Youth from Sudbury to Sault Ste. Marie, Ont., are dealing with anxiety, depression, physical cognitive delays, attention deficit disorder and autism, according to Johnston. She said there are also babies who have fetal alcohol syndrome and opioid addiction in the region.

Johnston is at the annual meeting of the Assembly of First Nations in Regina this week calling for the Ontario and federal governments to improve children mental health resources, especially for youth in care.

This comes just as Nogdawindamin Family and Community Services, which serves 124 Indigenous children in care from Sudbury to Sault Ste. Marie, Ont., prepares to meet with the provincial government on August 1 to propose taking over the delivery of mental health support from other agencies.

'Case of too little, too late'

"We've had to do that because we can't wait for kids to receive this service," executive director Kerry Francis said.

"We've been asking for children's mental health funding well over seven years ... finally, I think from our perspective we're quite optimistic."

Francis is asking for $2.8 million from the province to improve his organization's child care delivery model, which will have a focus on mental health for the first time.

Nogdawindamin took over child welfare responsibilities for seven First Nations along the north shore on April 1, including Batchewana, Garden River, Thessalon, Mississauga, Serpent River, Sagamok Anishnawbek and Atikameksheng Anishnawbek First Nations.
Serpent River First Nation Chief Elaine Johnston is calling for improvements to children mental health resources at the annual meeting of the Assembly of First Nations this week. (Bryan Hendry/Supplied)

Ali Juma, the executive director of Algoma Family Services, said he fully understands Nogdawindamin's desire to create a more culturally specific and accessible level of service.
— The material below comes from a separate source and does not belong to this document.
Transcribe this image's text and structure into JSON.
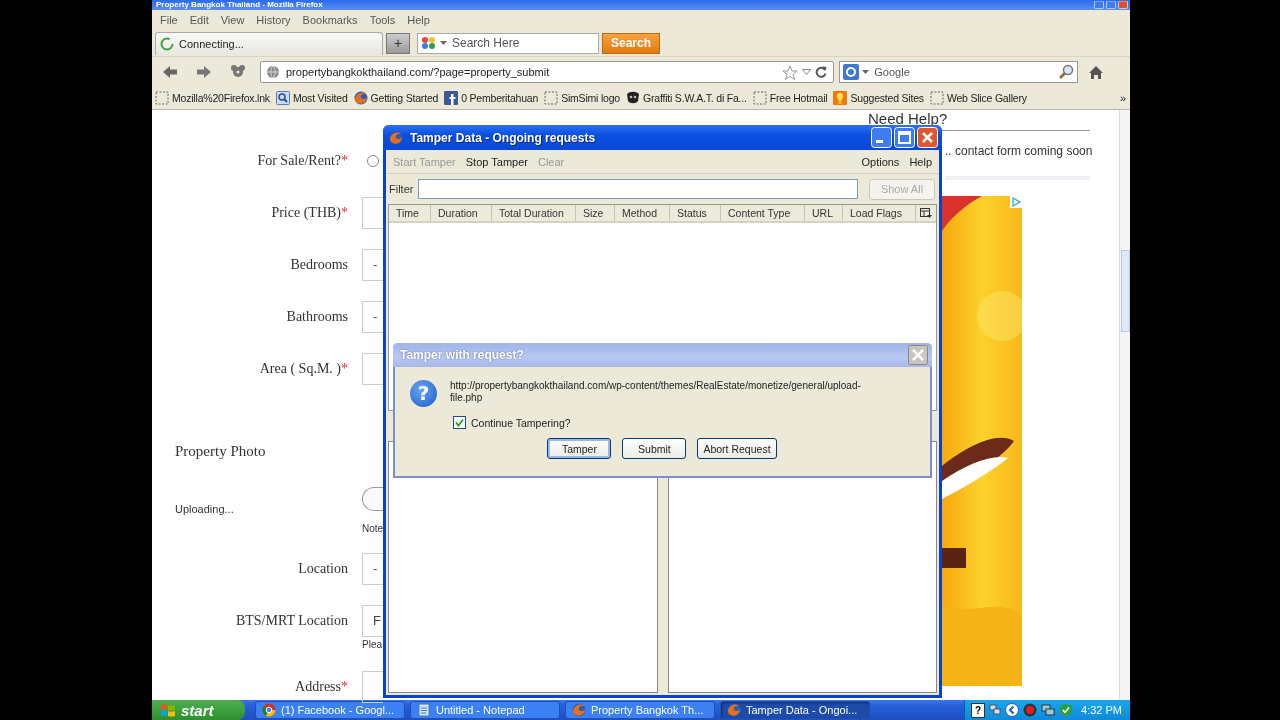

His organization currently provides mental health support along the north shore.

"The truth of it is that access for our Indigenous peoples for our mainstream services has not been the greatest," Juma said.

"It may be a case of too little, too late for some of our Indigenous communities who for years have been trying to access services and not getting it to the degree to which they need."

Healing work a 'process' that requires more resources

Juma said his organization has experienced a 22 per cent increase in demand for services over the last five years, but its base funding has not increased. 

Mental health services need to be expanded and become more culturally sensitive to address trauma that stems from long-standing issues, including the residential school system, according to Johnston.

"I've heard the scenario, well, why don't First Nations just get over it as far as reconciliation and residential schools, but it's a process," Johnston said.

"It doesn't happen overnight. I can say that because I'm also a registered nurse. It takes time to do that healing work and so you need the resources to be able to help you go through that."

About the Author

Olivia Stefanovich

Senior reporter

Olivia Stefanovich is a national reporter for CBC Saskatchewan on secondment from CBC Sudbury. She covers news from across the province for radio, TV and online. Connect with her on Twitter @CBCOlivia. Send story ideas to olivia.stefanovich@cbc.ca.